GS Thandi, MSW RSW
Typically, when feeling unwell physically, one can visit their doctor, a walk-in clinic or the hospital and have their issue tended to. Our healthcare system is set up well in this regard – while not perfect (waits, faster services for those who can afford private care) this model of someone being sick or injured and having resources they can readily access, works well: obtain medical treatment as and when needed, follow up as and when needed. If the need is more specialized, the doctor can refer to a specialist. Compared to other systems around the world, it is exemplary.
That same model exists for mental/emotional health and well-being: short-term immediate support and some short-term follow-up.
Examples of publicly funded immediate support include: crisis lines, ER at the hospital and services such as Fraser Health’s Urgent Care and Response Centre, Vancouver Coastal Health’s Access and Assessment Centre and MCFD’s Child and Youth Walk-in Mental Health.
Publicly funded short-term follow-up mental health and wellness services are intended to provide a limited number of sessions, with a limited focus (i.e. addictions, mental health, victims of violence, K-12 students, etc.) based on parameters set out by who funds the program. Examples of publicly funded short-term mental health follow-up services include: Health Authority Addictions and Mental Health services, MCFD Child and Youth Mental Health, School Counsellors and non-profits funded by MCFD, Health Authorities (the two largest funders of publicly funded mental health).
Longer-term supports are typically beyond the scope of publicly funded systems – only available through private therapists, either through a patient-pay or insurer pay system. Private insurers also tend to prefer short-term services as they are cost effective. The above described immediate and short-term publicly funded services model can work well for anyone needing immediate and short-term mental health care but these systems are not set up for medium and longer-term support and healing.
Moving Forward Family Services is able to provide short, medium and long-term therapy.

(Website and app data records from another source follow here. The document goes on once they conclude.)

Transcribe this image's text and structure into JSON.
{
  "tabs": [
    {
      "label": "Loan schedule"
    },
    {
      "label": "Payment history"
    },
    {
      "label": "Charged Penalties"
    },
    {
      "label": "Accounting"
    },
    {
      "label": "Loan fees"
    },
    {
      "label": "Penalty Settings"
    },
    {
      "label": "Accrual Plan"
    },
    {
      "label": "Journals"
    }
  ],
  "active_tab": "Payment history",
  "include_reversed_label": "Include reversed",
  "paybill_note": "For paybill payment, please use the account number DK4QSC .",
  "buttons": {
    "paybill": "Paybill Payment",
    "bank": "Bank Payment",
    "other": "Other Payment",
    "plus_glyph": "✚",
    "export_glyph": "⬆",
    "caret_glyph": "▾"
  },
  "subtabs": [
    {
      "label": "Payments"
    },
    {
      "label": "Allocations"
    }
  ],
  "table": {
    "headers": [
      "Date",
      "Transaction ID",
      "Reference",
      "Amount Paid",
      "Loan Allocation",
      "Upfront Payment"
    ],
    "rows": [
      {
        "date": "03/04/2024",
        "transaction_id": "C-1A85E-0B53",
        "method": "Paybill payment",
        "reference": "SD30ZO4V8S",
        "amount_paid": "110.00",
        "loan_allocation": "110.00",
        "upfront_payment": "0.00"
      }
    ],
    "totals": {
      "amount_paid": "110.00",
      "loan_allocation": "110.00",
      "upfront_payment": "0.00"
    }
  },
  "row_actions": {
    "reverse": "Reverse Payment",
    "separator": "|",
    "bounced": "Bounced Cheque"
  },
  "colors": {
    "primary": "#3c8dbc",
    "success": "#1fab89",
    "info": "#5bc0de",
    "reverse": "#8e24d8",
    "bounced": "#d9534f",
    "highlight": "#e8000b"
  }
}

While receiving some public funding, the vast majority of our services operates on philanthropic support, and thus we are able to operate to address not just the short term needs of clients, but also their medium and longer-term needs.
This public/private (philanthropy) model may not address all mental health and other social-emotional health issues, but it can be one way to address gaps (lack of affordable, accessible medium and long-term support) that exist within current models and contributes to our vision towards healthy, healing communities.